> **HOW TO COMPLETE THIS TASK**
Return each line of the listing that contains the string "JSON".

> **RAW DATA**
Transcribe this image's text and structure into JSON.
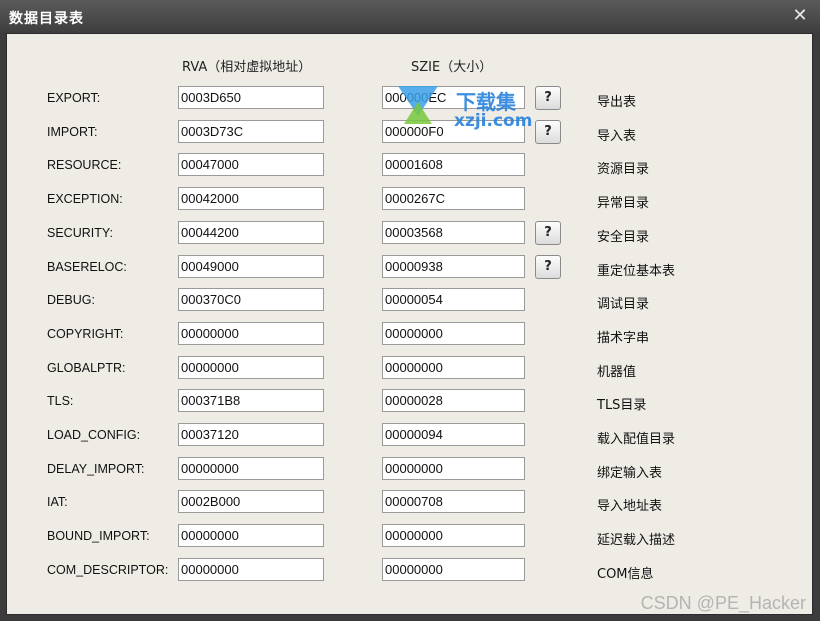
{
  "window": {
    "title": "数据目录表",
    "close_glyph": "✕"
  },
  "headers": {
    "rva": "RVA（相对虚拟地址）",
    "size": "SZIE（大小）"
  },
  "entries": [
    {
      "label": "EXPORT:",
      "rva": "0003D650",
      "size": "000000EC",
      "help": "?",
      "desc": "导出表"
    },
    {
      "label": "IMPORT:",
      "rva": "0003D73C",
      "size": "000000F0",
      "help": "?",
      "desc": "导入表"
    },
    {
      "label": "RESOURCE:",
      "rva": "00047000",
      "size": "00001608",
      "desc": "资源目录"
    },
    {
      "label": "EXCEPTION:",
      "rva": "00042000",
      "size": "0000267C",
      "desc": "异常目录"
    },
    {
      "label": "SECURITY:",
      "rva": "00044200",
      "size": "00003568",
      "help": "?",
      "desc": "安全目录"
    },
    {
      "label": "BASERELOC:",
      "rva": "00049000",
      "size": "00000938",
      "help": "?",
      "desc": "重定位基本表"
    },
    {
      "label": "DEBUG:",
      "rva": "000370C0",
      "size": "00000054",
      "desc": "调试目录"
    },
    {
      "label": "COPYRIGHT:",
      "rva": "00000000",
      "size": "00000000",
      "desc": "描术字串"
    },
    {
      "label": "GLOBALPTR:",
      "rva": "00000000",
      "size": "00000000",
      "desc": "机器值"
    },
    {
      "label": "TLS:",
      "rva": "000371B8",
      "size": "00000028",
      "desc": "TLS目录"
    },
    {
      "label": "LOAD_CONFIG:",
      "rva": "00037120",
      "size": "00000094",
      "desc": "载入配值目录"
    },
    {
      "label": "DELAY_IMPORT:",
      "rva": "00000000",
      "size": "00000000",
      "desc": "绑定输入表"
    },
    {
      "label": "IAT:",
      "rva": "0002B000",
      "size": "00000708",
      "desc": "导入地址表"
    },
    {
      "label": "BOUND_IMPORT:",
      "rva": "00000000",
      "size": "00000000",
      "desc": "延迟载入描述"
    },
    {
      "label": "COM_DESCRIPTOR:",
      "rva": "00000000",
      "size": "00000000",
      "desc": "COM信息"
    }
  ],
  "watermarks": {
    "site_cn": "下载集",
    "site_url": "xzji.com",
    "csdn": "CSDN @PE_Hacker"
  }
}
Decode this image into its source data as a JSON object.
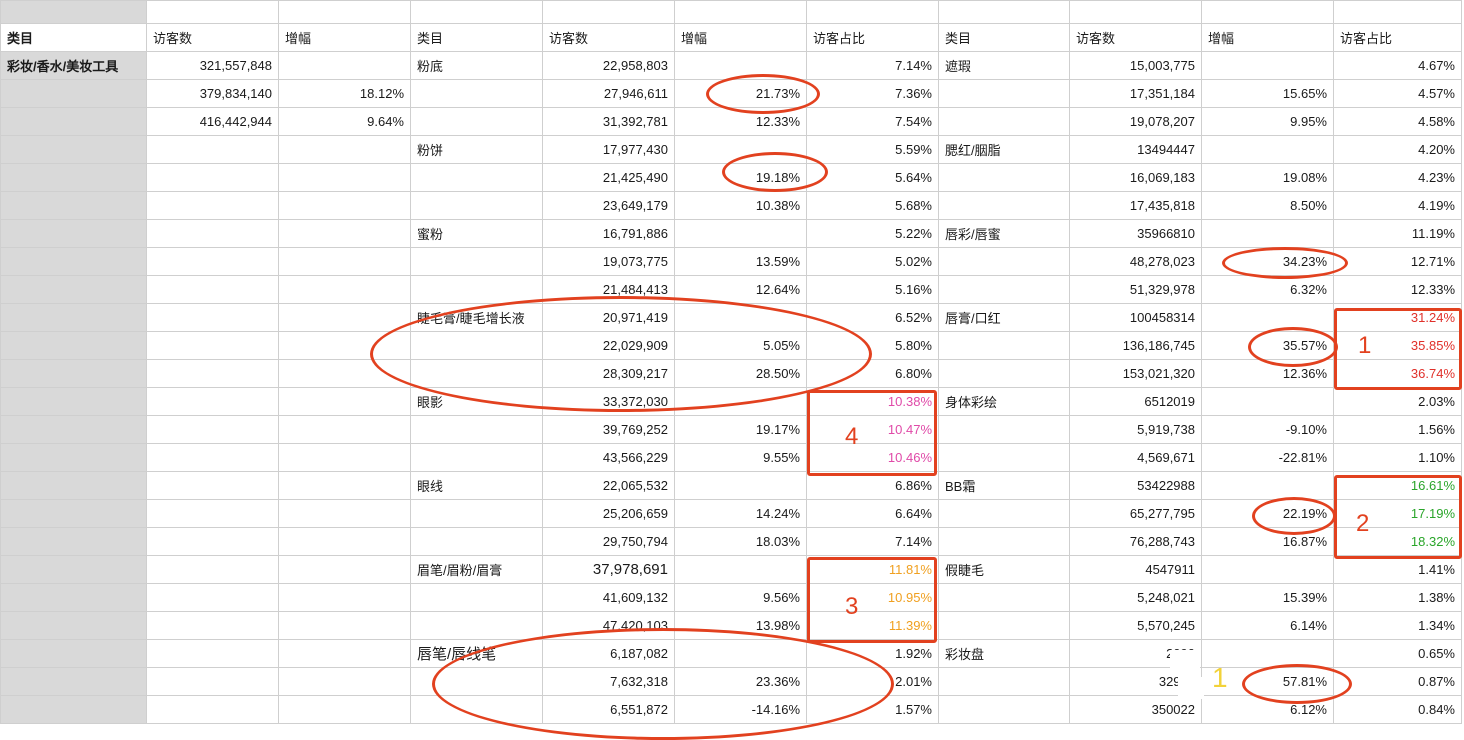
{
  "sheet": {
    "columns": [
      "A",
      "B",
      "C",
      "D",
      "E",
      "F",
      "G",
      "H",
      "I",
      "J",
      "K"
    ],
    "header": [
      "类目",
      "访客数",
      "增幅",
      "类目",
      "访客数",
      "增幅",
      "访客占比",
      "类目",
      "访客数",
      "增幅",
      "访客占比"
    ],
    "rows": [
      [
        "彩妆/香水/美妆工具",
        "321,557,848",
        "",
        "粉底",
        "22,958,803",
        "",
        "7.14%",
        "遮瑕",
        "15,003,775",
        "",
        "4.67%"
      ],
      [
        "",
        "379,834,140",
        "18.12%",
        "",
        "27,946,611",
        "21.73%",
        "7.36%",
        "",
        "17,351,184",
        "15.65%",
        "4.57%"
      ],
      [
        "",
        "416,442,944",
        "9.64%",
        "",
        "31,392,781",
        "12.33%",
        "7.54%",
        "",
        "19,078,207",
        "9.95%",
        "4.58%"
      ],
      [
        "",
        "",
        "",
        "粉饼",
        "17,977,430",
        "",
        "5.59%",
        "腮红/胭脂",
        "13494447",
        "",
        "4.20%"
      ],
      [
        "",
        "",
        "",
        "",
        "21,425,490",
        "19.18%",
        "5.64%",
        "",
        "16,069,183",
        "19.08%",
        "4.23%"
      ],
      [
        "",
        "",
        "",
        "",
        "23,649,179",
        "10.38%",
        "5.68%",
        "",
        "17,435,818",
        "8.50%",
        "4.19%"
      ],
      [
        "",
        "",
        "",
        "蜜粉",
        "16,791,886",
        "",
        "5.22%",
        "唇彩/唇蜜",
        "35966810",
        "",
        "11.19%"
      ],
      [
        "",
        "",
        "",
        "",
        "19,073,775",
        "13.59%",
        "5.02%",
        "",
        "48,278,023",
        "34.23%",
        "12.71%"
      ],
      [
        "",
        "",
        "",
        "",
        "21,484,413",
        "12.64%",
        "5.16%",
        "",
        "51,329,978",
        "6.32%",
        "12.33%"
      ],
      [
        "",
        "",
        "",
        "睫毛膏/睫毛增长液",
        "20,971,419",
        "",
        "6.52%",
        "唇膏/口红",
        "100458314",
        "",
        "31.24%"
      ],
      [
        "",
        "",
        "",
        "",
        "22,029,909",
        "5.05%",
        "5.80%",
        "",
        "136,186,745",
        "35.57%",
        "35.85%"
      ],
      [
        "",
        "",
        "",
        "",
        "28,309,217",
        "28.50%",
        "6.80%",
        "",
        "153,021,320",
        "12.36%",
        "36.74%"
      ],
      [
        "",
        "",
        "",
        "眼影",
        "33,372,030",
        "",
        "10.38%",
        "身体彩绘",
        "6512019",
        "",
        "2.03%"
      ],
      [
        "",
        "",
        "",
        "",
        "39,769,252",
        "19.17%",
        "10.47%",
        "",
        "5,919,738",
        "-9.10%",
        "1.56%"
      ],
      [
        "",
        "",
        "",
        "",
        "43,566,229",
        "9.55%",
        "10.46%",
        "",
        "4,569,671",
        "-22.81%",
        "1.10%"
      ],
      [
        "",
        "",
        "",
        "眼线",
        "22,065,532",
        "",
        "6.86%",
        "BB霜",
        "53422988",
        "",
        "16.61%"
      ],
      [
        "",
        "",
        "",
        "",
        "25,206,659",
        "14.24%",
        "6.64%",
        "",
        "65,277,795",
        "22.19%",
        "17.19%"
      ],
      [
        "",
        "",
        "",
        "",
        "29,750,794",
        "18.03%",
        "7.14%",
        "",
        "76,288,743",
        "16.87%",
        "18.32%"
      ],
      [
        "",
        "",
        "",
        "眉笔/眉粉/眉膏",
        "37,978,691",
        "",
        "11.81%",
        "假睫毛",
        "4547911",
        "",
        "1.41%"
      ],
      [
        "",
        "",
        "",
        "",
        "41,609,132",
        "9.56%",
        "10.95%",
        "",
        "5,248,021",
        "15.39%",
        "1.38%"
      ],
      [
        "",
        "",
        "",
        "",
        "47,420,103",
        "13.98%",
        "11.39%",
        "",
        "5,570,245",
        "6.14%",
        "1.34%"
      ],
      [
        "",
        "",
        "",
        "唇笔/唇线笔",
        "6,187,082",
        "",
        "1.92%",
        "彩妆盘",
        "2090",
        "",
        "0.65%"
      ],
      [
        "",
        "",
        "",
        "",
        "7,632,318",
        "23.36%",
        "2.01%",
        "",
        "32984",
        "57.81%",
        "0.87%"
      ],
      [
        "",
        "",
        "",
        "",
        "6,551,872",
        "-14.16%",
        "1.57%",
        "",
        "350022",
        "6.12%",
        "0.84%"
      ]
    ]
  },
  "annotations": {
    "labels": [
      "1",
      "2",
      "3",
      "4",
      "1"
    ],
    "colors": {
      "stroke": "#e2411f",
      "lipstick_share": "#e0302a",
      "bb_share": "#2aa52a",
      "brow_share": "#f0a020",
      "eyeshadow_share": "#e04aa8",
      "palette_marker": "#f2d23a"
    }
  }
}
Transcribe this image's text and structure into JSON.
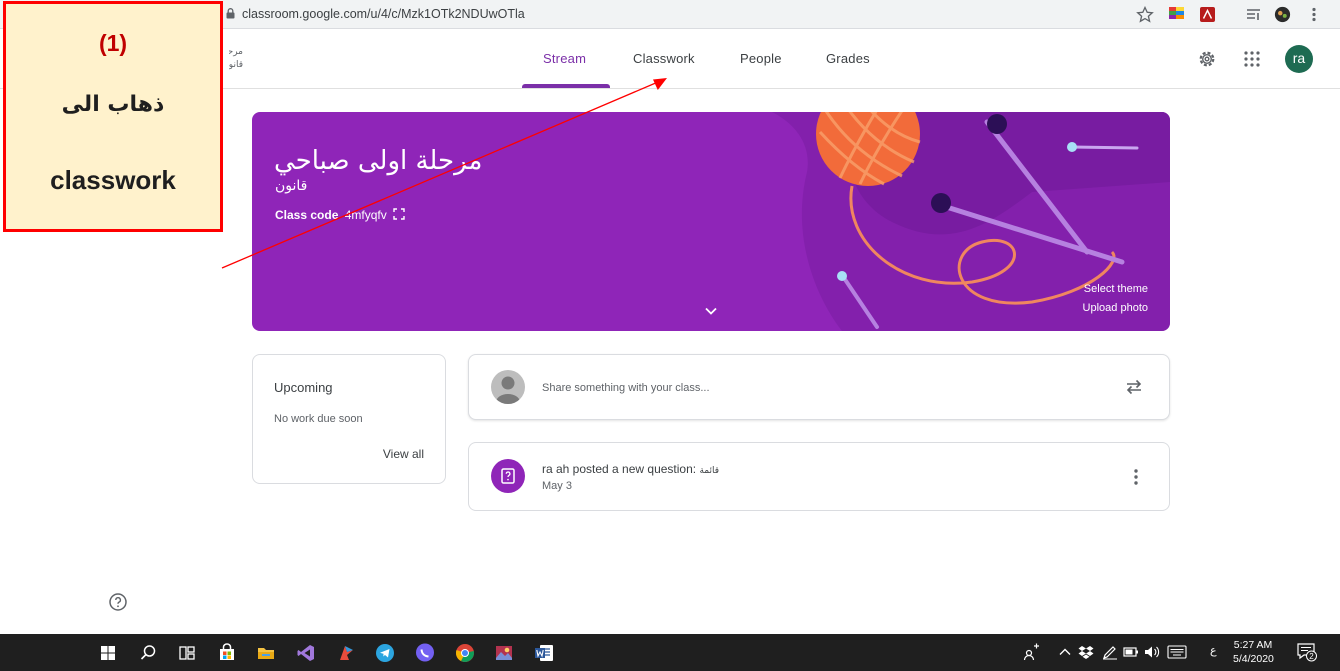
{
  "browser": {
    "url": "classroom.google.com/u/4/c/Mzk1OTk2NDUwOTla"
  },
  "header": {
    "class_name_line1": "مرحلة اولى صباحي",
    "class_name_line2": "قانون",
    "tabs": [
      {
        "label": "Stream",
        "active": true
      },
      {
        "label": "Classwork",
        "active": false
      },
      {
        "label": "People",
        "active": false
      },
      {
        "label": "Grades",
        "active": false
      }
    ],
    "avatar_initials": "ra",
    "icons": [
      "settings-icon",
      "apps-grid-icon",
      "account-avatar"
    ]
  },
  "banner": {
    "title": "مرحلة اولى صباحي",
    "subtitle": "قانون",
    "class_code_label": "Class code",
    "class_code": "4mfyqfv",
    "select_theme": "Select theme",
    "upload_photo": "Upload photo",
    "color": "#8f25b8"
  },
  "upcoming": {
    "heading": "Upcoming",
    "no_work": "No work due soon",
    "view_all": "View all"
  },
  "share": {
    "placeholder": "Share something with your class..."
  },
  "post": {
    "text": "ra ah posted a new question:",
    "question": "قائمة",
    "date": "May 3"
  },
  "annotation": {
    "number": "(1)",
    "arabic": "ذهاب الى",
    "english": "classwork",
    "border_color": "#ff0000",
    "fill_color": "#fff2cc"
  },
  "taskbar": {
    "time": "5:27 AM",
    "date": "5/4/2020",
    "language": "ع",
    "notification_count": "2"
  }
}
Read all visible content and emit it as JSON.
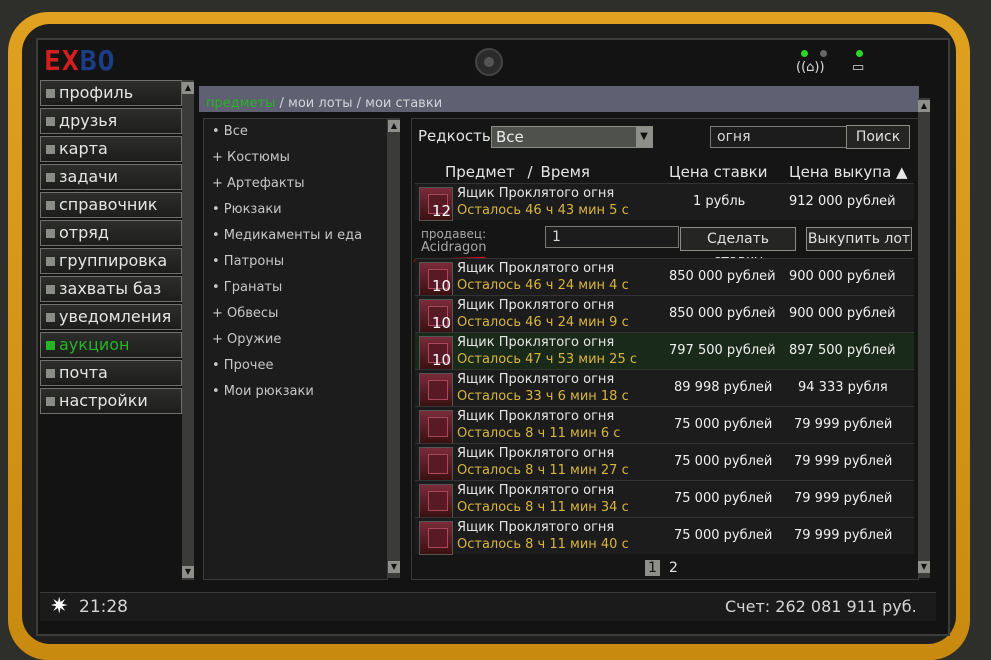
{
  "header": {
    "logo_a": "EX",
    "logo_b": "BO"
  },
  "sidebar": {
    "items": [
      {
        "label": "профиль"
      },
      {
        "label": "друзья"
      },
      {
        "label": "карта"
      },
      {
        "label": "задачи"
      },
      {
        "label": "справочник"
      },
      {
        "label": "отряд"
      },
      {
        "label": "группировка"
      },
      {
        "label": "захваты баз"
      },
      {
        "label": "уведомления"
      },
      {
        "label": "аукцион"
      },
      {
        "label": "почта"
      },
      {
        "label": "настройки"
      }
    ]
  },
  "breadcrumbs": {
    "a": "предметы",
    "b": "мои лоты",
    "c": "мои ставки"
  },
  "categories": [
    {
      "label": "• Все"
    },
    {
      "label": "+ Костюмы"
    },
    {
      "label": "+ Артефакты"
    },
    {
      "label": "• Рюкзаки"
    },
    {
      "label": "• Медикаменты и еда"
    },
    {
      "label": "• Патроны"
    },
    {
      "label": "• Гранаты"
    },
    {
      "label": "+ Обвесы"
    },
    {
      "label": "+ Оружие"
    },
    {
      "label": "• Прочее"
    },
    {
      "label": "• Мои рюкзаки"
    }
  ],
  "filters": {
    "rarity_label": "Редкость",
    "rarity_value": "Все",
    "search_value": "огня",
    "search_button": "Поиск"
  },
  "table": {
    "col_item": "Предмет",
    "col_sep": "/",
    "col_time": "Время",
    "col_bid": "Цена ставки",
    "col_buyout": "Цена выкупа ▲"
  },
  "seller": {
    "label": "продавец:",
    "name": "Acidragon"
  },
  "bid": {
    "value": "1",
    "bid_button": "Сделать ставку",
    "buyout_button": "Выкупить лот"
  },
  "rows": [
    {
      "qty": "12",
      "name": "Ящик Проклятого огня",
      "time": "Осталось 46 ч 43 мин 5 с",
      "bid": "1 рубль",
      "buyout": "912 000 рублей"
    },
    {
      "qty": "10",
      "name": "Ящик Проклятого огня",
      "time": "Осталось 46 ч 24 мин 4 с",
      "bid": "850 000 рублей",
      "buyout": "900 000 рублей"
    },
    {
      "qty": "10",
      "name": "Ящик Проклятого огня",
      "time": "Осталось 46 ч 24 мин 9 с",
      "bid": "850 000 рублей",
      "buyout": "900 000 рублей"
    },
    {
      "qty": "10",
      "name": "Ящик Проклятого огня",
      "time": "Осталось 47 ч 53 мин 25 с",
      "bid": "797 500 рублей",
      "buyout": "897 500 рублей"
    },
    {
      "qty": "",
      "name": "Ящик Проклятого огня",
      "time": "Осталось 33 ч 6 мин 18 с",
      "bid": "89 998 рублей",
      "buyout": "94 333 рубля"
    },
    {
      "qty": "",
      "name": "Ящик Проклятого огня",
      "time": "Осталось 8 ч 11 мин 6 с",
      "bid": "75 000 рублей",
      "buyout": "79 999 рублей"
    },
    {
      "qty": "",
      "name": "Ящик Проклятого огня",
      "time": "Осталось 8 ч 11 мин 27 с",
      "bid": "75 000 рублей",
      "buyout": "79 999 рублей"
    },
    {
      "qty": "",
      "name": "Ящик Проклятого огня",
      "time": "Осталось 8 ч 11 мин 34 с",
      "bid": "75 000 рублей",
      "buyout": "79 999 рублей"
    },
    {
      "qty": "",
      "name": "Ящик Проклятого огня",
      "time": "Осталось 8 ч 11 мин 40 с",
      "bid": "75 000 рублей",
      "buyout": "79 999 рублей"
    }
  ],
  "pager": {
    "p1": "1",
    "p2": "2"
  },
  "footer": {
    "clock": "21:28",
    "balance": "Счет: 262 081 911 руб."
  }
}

> **RESULT**
Transcribe this image's text and structure into JSON.
Decode this image into its source data as a JSON object.
Transcribe this image's text and structure into JSON.
Read all visible content and emit it as JSON.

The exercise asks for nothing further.